Trip Photos Blog #4: Saltram House

Saltram House is an Georgian-era aristocratic house near Plymouth, originally owned the Parker family, eventually the Earls or Morley, but given up to the National Trust in 1957.  The furniture and other contents were given up with it, so they too remain on the house, which is now open for visitors to tour.  Although that does necessitate some of the rooms being kept relatively dark to preserve them, enough so that I wasn’t able to photograph everything.

Although even before buying tickets in what had once been the stables, one is treated to the sight of a duck pond, filled with a crazy amount of ducks of different types:


The ducks can fill the adjoining cobblestones too:


After buying tickets, one then gets in by going through the stableyard:


In order to control the number of people who are in the house at once, the tickets give you a specific time to go into the house.  During the half hour we had to wait, we went walking on the grounds, which included lanes of great trees:


Also plenty of flowering plants:


There was also an orangery, in which the Parkers once showed off their wealth by growing orange trees and being able to offer oranges to their guests.  The building itself was empty at the time, but they had trees outside, one which you could see baby oranges growing:


Between the trees there is a “Magic Urn” which is supposed to act as a fountain, but it was out of commission due to problems with the water pump; “The Magic Urn has lost its magic” explains the sign:


Just outside the house doors, livestock was grazing:


Finally we got into the house.  In the opening room was a picture of the second John Parker, the 1st Lord Boringdon, whose grandfather first bought the house, and whose son was the first Earl of Morley:


Otherwise the foyer favored marble, in both its fireplace(something which most of the rooms had, England being a cold place) and ceiling, and there was a statue as well:



Indeed, the Earls had a lot of paintings in the house, many imitations of famous artists, or portraits by a certain Sir Joshua Reynolds, a famous portrait artist.  They were heavily on display downstairs, although not necessarily where they were originally hung.  Some I’d even seen prints of before:

An imitation of the Raphael fresco The Triumph of Galatea, which I grew up looking at in one of my Greco-Roman mythology books

An imitation of the Raphael fresco The Triumph of Galatea, which I grew up looking at in one of my Greco-Roman mythology books

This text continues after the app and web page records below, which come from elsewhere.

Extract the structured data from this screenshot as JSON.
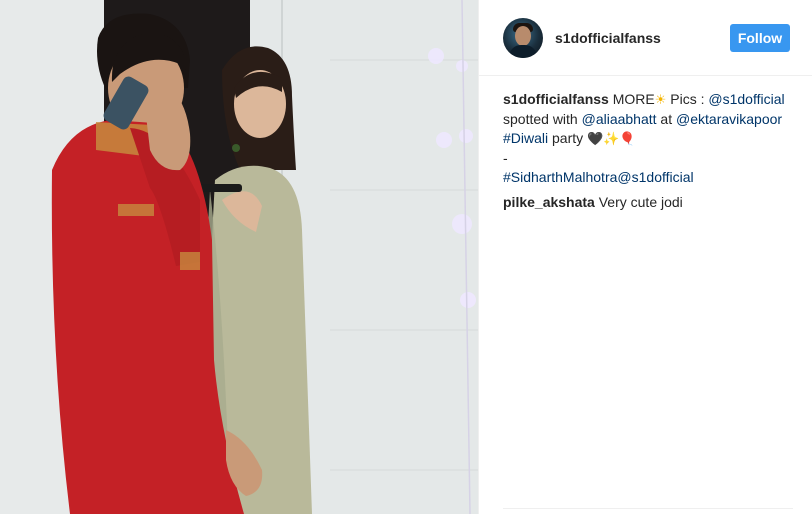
{
  "post": {
    "username": "s1dofficialfanss",
    "follow_label": "Follow",
    "accent_color": "#3897f0",
    "avatar_icon": "profile-avatar"
  },
  "caption": {
    "user": "s1dofficialfanss",
    "t1": "MORE",
    "sun_emoji": "☀",
    "t2": " Pics : ",
    "mention_1": "@s1dofficial",
    "t3": "spotted with ",
    "mention_2": "@aliaabhatt",
    "t4": " at ",
    "mention_3": "@ektaravikapoor",
    "hashtag_1": "#Diwali",
    "t5": " party ",
    "emojis": [
      "🖤",
      "✨",
      "🎈"
    ],
    "dash": "-",
    "hashtag_2": "#SidharthMalhotra",
    "mention_4": "@s1dofficial"
  },
  "comments": [
    {
      "user": "pilke_akshata",
      "text": "Very cute jodi"
    }
  ]
}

More paintings:


But some of the fanciest stuff around was the furniture:


Including a gaming table that had cards carved and painted onto it:


Cards quite literally on the table.

One room that had to be kept darker, so there was only enough light to get decent photographs of the top and the bottom:


The dining room had a similar color makeup and ceiling:


As well as the fancy dishware, the dining table was decorated by a model of the Parthenon made entirely of sugar, to suggest the kind of extravagances that would have been on the table in earlier centuries:


But after passing through the dining room, one was brought into a pair of rooms that served as the kitchen.  Here things were not so fancy; here was where the servants toiled:


The wear and tear of the walls visible in these rooms illustrated the rough lives of those who supported the lifestyle of the rich and powerful with their sweat:


Two high ranked servants had rooms to themselves above the kitchen, accessible by a steep staircase:


They also had fireplaces, though the plainness and them and rooms both stand in sharp contrast to those built for the comfort of the family:


A courtyard by the kitchen:


The stairwell that led up to the family’s bedrooms was a grander affair, with a chandelier that hung from the second floor ceiling over the first floor:


The rooms belonging to the lady of house were a display in Orientalism, another display of wealth:


Some more objects in the suite:


An adjoining room, which an old pianoforte:


The master bedroom:


The Earl had a bathtub as well in the next room:


The top floor was rounded out by the study, which was also an Orientalist affair:


The cabinet shelves were filled with political tracts, a relic from the family’s history of being involved in politics:


The room just below was done up with the same wallpaper, and had a lot of porcelain on display:


The final room we came to was the library:


Among all the other books, amusingly, was a biography of the guy responsible for a number of the house’s paintings:


A modern radiator was also there, presumably to help keep the room at an ideal temperature for preserving the books:


8 thoughts on “Trip Photos Blog #4: Saltram House

  1. Oh this is just delightful and wryly accurate. One wishes the place itself had more framing of the place as privileged.

    I’d like to add that there was also a room of clothes from the 18th century, many made by the staff in a club and you could try these clothes on, some for women and some for men.

  2. Your blogs grow better and better – if possible. I enjoy this one very much with all its details and your photos. I shall have to re-read it as it is full of information. Thank you very much: I feel the atmosphere of the house and may think I am with you visiting garden and house.
    I do love this blog. Thank you very much, Isobel.

Leave a Reply

Fill in your details below or click an icon to log in: Logo

You are commenting using your account. Log Out /  Change )

Google photo

You are commenting using your Google account. Log Out /  Change )

Twitter picture

You are commenting using your Twitter account. Log Out /  Change )

Facebook photo

You are commenting using your Facebook account. Log Out /  Change )

Connecting to %s